Your assignment: In the records below, some lines hold the word "title". Copy each of those lines.
Input records START
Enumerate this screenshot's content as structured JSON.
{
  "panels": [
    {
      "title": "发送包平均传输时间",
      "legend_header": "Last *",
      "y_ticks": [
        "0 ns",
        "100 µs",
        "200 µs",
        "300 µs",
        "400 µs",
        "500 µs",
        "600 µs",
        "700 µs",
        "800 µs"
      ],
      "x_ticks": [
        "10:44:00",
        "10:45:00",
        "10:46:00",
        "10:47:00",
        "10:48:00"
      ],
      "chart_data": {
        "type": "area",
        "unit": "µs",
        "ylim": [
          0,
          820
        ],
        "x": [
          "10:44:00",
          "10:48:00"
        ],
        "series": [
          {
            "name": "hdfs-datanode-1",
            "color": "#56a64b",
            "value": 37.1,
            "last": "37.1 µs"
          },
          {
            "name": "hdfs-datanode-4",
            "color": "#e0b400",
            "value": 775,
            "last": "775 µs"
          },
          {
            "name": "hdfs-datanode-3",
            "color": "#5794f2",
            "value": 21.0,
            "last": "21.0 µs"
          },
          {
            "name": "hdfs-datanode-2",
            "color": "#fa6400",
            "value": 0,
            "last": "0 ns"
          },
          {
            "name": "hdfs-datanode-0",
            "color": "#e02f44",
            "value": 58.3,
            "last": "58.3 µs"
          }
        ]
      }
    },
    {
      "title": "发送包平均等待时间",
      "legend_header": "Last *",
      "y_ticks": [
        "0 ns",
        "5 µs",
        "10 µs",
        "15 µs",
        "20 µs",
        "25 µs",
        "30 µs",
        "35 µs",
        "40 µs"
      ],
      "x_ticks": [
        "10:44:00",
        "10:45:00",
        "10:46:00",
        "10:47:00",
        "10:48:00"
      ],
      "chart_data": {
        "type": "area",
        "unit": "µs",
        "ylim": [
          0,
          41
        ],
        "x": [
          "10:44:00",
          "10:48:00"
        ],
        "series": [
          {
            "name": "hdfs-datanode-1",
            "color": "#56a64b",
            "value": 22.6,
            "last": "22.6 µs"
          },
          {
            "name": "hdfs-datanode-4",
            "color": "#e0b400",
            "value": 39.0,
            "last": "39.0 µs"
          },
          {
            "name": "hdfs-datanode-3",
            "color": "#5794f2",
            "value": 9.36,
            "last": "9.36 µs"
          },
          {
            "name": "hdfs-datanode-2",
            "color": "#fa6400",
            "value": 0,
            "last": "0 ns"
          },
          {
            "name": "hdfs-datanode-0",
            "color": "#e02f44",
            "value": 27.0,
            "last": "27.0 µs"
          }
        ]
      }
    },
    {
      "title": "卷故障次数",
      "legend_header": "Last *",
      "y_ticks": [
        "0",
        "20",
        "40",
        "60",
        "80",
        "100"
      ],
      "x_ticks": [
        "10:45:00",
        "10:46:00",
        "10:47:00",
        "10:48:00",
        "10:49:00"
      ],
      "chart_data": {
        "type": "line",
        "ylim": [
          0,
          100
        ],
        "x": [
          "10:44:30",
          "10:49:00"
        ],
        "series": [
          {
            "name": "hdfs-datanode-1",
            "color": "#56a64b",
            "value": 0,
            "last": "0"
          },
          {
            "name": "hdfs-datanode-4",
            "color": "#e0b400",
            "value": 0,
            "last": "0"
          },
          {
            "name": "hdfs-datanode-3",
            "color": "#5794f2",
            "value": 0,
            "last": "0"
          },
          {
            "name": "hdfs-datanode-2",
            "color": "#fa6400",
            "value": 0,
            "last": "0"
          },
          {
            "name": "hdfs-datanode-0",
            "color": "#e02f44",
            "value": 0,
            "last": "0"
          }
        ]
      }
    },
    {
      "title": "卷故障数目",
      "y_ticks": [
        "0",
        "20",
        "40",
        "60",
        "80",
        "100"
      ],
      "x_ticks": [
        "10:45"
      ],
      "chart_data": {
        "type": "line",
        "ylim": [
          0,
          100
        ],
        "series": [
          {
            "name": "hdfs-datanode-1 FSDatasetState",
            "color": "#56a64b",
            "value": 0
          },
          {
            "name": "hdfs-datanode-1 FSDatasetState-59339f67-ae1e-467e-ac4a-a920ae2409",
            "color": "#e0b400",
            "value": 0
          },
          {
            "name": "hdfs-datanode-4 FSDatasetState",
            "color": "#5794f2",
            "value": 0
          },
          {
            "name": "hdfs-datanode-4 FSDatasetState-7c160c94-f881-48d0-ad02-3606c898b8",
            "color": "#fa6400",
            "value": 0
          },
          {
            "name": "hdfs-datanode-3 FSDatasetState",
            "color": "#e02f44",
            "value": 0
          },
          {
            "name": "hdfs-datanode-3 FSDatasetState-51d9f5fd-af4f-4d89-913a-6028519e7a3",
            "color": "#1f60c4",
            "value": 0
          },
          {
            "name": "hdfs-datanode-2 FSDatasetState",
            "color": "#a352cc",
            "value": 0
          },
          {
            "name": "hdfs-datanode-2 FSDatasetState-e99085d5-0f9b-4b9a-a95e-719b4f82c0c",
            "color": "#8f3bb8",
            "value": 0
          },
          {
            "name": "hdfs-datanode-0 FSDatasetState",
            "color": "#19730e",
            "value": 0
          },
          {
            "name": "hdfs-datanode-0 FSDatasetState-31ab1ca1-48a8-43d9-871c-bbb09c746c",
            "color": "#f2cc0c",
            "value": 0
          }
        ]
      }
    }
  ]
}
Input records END
The answer:
      "title": "发送包平均传输时间",
      "title": "发送包平均等待时间",
      "title": "卷故障次数",
      "title": "卷故障数目",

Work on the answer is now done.